My fellow Pathfinders and I have each had our own individual goals that are fundamentally interrelated. My own mission, with and beyond Pathfinders, is to get atheists, agnostics, and other “nones” invited into interfaith—I call it interbelief—discussions. And to get Christians, Jews, Muslims, Buddhists, and others invited into humanist discussions. All of us deserve real seats at the human table at which peace and justice are truly served. My goal as a Pathfinder has been to do this work on a person-to-person basis—to work next to and with Buddhists, Christians, Muslims, and people of any other belief system encountered on projects serving humanity—globally, locally, or individually. When someone meets me—one of the “nones”—and sees that I’m not evil or hateful, an essential part of the work is done.
This doesn’t mean we won’t continue to have difficult discussions. One student at Mustard Seed asked Ben and me if Americans sacrifice animals to appease spirits. She asked us about demon possession and faith healings. She asked us these things because they are a part of her human experience and part of her personal story. She wanted to find out how common her beliefs are in the United States. And, whether she knew or suspected that we did not share these beliefs with her, she was trying to convince us of their validity. She told us a story about a student at Mustard Seed who’d recently been possessed and was only saved by the intervention of a nearby Christian church.

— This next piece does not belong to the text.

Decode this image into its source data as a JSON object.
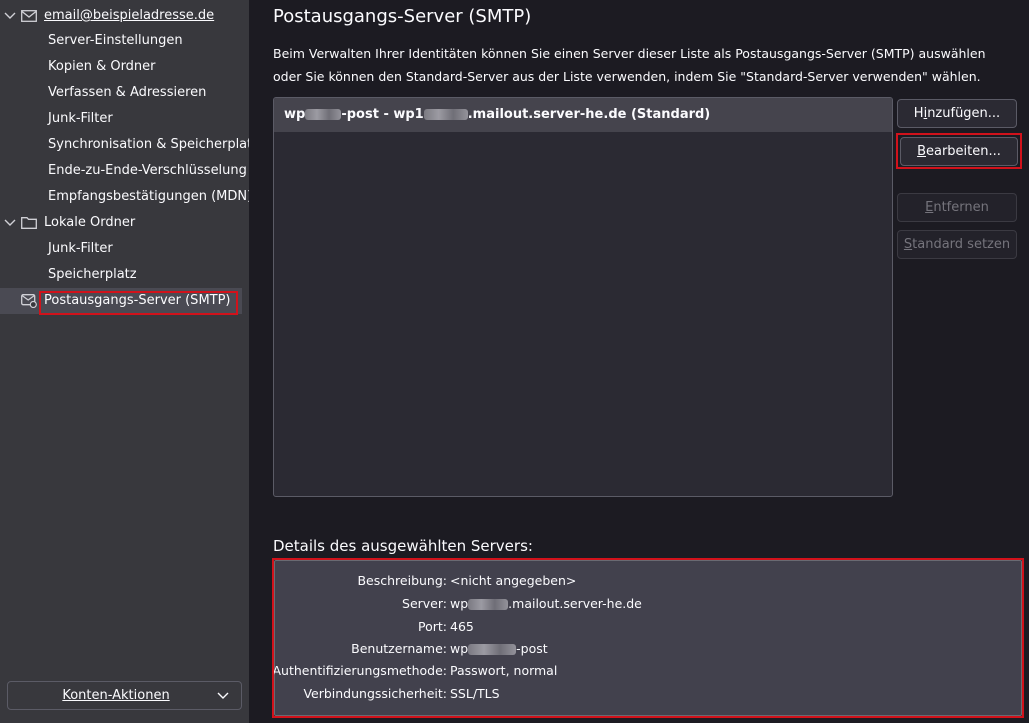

This was a very difficult discussion. I had just finished two years in divinity school and am quite used to talking to people who have beliefs far different from my own. But this was somehow different. I was her teacher, a guest in her land, and a foreigner to her culture—but I wanted to teach her about mine. I was at her school as a humanist, but not as an evangelist for humanism, and so I wanted to have a discussion with her that was mutually respectful of our differing beliefs. This is my mission as a Pathfinder.
The Pathfinders Project has its organizational mission, which is to find the right location to launch the HSC and to effect some good along the way. But beyond that, the most important thing we all do is meet people—have conversations, share meals, make friends. Be human together.
We met the onsite manager of our hotel in Cambodia who took us home to eat a family meal cooked by his mother. We met the Cambodian men who live in and around the pagoda and played volleyball with them. We met the keeper of the shop across the street from our house in Kasese, who brought us a home-cooked lunch when she rightly guessed one of our group was at home sick. We met the owner of the guest house in Kamuli who took hours out of his Sunday to show us around the town and teach us the history of the area. We met the Ghanaian woman who runs the Peace and Love Drinking Spot across the street from our guest house and who enticed us with American movies. We met the Ghanaian woman who sold us lunches and who laughed when I approached because my lunch orders struck her as so bizarre.
Making such wonderful friends around the world, we find that the path is not one of simple service or one-way giving. Wherever we go, we find that encountering the humanity in others serves us all—in generous portions.